The Research Group Pharmaceutical Bioinformatics develops and applies theoretical methods for biochemical, biophysical, and pharmaceutical research. The group is highly connected to the participating principal investigators of the Research Training Group RTG 2202 and will provide these methods to support the doctoral students in their individual research projects. The fields of application include the modeling of biomolecules and molecular interactions, software development, analysis of high throughput data, or virtual screening.

Planned projects within the RTG 2202: 

Modelling of transmembrane transport of small molecules 

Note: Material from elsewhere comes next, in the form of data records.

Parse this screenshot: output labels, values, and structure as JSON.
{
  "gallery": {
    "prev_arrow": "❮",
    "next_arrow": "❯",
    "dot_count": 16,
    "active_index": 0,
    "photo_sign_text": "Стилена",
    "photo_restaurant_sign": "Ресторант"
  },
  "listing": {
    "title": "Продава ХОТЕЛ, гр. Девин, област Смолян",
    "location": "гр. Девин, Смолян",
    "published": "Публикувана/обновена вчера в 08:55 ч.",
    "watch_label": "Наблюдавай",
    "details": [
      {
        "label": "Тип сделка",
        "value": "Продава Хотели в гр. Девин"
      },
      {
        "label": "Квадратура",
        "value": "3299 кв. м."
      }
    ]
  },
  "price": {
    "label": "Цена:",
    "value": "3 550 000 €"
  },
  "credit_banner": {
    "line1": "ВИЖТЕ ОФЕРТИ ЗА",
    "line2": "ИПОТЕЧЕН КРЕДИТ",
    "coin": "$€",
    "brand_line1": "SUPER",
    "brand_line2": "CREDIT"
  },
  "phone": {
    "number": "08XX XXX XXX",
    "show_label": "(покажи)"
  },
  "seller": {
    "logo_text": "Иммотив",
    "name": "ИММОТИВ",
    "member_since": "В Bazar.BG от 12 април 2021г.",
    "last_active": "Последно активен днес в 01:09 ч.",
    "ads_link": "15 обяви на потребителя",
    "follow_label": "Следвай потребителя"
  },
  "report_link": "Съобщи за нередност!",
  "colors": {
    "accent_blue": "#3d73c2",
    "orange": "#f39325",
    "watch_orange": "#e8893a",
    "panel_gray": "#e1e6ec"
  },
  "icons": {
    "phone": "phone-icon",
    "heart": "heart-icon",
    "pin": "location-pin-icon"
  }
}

The P-glycoprotein (P-gp) is capable of effluxing a broad range of cytosolic and membrane penetrating xenobiotic substrates, thus leading to multidrug resistance and posing a threat for the therapeutic treatment of several diseases, including cancer and central nervous disorders. Herein, a virtual screening campaign followed by experimental validation in Caco-2, MDKCII, and MDKCII mdr1 transfected cell lines has been conducted for the identification of novel phospholipids with P-gp transportation inhibitory activity. C8:0 Phosphatidylinositol-sodium salt (PI) was found to significantly inhibit transmembrane P-gp transportation in vitro in a reproducible-, cell line-, and substrate-independent manner [1]. Further tests are needed to determine whether this and other phosphatidylinositols could be co-administered with oral drugs to successfully increase their bioavailability.

Comparisons of binding sites of GPCRs

The class of GPCR-proteins contains several famous drug targets. The trans-membrane receptors sense molecules outside the cell and activate inside signal transduction pathways and cellular responses. Binding site similarities between the homologue proteins have an important effect on drug responses because single drugs may elicit an activation or inhibition of several GPCRs in parallel (Fig.1) [2]. Within this research project binding sites of GPCRs are compared and classified to predict which drugs interact with which GPCRs.

Pathway modelling 

Streptomycetes are soil-living bacteria which produce a variety of important drugs [3]. The quantities produced are usually very low. The increasing resistance development urges the necessity to find alternatives to known active antibiotics and make them accessible in sufficient quantities. From a sequenced genome a complete metabolic model of the bacteria was built up. The model can be used to calculate the uptake through the membrane and the flow of metabolites within the metabolic network. Based on the results hypotheses can be generated how the bacteria has to be manipulated by genetic engineering to obtain an optimal production of biotechnologically important metabolites.

 

 

Figure 1: (a) Crystal structure of the beta-2-adrenergic receptor (ADRB2) with its inverse agonist carazolol (PDB-ID: 2rhi). (b) Average distance tree of 13 G protein-coupled receptors (GPCRs) represented by entry names of the UniProtdatabase . (c) ClustalW multiple sequence alignment of a part of the receptors ligand/drug binding sites [2].

 

References

[1] X. Lucas, S. Simon, R. Schubert, S. Günther. Discovery of the inhibitory effect of a phosphatidylinositol derivative on P-glycoprotein by virtual screening followed by in vitro cellular studies. PLoS One. 2013 Apr 9;8(4):e60679.

[2] R. Adams, C.L. Worth, S. Günther, M. Dunkel, R. Lehmann, R. Preissner. Binding sites in membrane proteins--diversity, druggability and prospects. Eur J Cell Biol. 2012 Apr;91(4):326-39.

[3] D. Klementz, K. Döring, X. Lucas, K.K. Telukunta, A. Erxleben, D. Deubel, A. Erber, I. Santillana, O.S. Thomas, A. Bechthold, S. Günther. StreptomeDB 2.0-an extended resource of natural products produced by streptomycetes. Nucleic Acids Res. 2016 Jan 4;44(D1):D509-14.

 

 

Contact

Prof. Dr. Stefan Günther

Pharmaceutical Bioinformatics
Hermann-Herder-Str. 9
79104 Freiburg

Phone: +49 (761) 203 4871 
Fax: +49 (761) 203 97769